The Association for Computing Machinery (ACM) and IEEE Computer Society (IEEE CS) co-sponsor the Kennedy Award, which was established in 2009 to recognize substantial contributions to programmability and productivity in computing and significant community service or mentoring contributions. It was named for the late Ken Kennedy, founder of Rice University’s computer science program and a world expert on high-performance computing.
Join us in congratulating Vivek Sarkar of Georgia Institute of Technology, 2020 ACM/IEEE CS Ken Kennedy Award winner.
Sarkar is recognized for “foundational technical contributions to the area of programmability and productivity in parallel computing, as well as leadership contributions to professional service, mentoring, and teaching.”
An IEEE Fellow and ACM Fellow, Sarkar is Chair of the School of Computer Science and the Stephen Fleming Chair in the College of Computing at Georgia Institute of Technology. Sarkar started his career in IBM Research in 1987 after obtaining his Ph.D. from Stanford University, which was supervised by John Hennessy. His research projects at IBM include the PTRAN automatic parallelization system led by Fran Allen, the ASTI optimizer for IBM’s XL Fortran product compilers, the open-source Jikes Research Virtual Machine for the Java language, and the X10 programming language developed in the DARPA HPCS program. He was a member of the IBM Academy of Technology during 1995-2007.
After moving to academia, Sarkar has mentored over 30 Ph.D. students and postdoctoral researchers in the Habanero Extreme Scale Software Research Laboratory, first at Rice University since 2007, and now at Georgia Tech since 2017. While at Rice, Sarkar was the E.D. Butcher Chair in Engineering and served as Chair of the Department of Computer Science. Researchers in his lab have developed the Habanero-C/C++ and Habanero-Java programming systems for parallel, heterogeneous, and distributed platforms. These systems introduced new constructs for homogeneous and heterogeneous intra-node parallelism, as well as their integration with scalable inter-node communication libraries.
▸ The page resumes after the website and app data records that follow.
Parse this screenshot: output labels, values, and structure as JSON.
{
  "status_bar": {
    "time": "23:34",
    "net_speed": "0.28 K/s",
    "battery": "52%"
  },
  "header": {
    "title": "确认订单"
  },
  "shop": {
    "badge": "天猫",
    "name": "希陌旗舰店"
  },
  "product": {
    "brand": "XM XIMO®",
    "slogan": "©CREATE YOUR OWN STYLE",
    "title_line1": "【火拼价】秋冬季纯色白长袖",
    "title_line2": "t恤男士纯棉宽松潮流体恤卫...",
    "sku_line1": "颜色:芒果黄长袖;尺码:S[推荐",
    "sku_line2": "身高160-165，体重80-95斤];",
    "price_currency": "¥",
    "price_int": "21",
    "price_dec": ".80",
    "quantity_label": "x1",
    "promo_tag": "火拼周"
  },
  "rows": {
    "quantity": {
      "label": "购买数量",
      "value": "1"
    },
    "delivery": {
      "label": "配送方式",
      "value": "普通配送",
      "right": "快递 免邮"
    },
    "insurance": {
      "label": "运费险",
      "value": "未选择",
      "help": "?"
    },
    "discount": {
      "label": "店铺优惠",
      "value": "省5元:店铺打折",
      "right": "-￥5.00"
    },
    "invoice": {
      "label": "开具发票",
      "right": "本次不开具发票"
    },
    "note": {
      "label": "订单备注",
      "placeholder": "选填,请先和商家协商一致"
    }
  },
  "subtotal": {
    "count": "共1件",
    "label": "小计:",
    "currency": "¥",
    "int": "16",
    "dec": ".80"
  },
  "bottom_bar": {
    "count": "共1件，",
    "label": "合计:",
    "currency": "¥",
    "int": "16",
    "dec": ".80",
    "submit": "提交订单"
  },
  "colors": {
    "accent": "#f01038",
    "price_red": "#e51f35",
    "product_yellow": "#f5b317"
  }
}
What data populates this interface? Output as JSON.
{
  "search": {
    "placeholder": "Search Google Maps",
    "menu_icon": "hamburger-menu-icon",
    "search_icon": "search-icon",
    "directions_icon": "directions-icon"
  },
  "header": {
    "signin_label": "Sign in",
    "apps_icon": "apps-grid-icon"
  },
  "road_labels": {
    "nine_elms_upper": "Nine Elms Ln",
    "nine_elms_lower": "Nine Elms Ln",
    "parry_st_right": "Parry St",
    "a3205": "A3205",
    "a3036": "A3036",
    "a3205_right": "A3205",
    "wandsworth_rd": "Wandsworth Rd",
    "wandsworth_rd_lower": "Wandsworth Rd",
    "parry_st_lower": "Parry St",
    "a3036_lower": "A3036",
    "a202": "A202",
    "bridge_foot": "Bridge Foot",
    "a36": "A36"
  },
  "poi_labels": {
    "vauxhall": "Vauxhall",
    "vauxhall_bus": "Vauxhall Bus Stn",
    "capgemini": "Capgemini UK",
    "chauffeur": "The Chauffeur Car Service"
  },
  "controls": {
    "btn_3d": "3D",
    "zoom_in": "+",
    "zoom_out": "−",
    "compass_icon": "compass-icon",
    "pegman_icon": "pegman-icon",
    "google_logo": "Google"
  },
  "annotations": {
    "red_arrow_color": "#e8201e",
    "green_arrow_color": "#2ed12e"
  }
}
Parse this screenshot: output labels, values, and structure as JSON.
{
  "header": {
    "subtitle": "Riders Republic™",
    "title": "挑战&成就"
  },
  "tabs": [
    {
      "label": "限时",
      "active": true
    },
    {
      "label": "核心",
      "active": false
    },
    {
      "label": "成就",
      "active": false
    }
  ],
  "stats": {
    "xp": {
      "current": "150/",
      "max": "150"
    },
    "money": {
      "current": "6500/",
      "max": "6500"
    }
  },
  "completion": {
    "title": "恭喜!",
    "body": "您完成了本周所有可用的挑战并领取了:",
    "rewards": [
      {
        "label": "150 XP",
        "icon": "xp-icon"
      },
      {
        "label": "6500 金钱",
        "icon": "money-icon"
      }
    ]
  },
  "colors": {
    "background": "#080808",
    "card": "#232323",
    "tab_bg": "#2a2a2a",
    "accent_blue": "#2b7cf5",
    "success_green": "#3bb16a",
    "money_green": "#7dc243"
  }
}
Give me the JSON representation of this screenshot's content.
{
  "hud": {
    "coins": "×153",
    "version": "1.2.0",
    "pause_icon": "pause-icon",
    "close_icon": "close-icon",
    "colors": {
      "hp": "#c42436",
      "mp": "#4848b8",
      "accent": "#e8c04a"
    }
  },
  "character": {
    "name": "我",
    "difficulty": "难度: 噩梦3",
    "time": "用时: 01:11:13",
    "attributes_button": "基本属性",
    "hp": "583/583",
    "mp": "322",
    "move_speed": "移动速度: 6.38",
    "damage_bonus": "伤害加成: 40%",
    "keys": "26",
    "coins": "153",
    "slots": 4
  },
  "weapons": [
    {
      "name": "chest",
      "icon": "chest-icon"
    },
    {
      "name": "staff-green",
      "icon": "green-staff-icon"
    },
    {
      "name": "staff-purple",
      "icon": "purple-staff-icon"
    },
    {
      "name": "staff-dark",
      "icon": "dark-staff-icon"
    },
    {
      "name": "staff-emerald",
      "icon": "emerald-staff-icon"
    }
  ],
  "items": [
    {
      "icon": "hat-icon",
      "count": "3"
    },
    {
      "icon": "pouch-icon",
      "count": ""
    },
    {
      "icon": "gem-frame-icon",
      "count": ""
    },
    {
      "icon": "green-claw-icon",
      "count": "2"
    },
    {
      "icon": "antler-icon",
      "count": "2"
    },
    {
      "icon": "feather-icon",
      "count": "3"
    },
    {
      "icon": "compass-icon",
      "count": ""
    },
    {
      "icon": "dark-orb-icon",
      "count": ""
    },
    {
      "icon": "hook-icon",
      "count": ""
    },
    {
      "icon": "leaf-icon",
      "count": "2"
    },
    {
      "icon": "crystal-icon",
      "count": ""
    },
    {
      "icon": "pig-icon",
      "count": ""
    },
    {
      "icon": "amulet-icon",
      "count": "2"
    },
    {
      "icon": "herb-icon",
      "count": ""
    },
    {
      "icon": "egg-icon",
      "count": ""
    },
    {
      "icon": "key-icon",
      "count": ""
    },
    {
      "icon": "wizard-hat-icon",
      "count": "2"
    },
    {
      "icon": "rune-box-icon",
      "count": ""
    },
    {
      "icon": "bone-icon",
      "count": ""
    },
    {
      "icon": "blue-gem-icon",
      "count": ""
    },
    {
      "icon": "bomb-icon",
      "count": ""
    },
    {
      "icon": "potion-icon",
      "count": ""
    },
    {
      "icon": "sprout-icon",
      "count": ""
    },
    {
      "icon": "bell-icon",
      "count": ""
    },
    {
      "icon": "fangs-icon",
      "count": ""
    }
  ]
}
Sarkar has made foundational technical contributions to programmability and productivity in parallel computing, and has developed innovative programming-model, compiler, and runtime technologies for parallel computing that have influenced other researchers, as well as industry products and standards.
Sarkar has led open source software projects that have had significant impact on the research community; he has created new pedagogic materials to make parallel programming more accessible to undergraduate students and the Coursera learner community, and has mentored junior colleagues at IBM and several PhD students after moving to academia. He has also demonstrated leadership in community service by serving as program chair and general chair for major conferences in his research area, serving on US Department of Energy’s Advanced Scientific Computing Advisory Committee (ASCAC) advisory committee since 2009, and on the Computing Research Association (CRA) Board of Directors since 2015.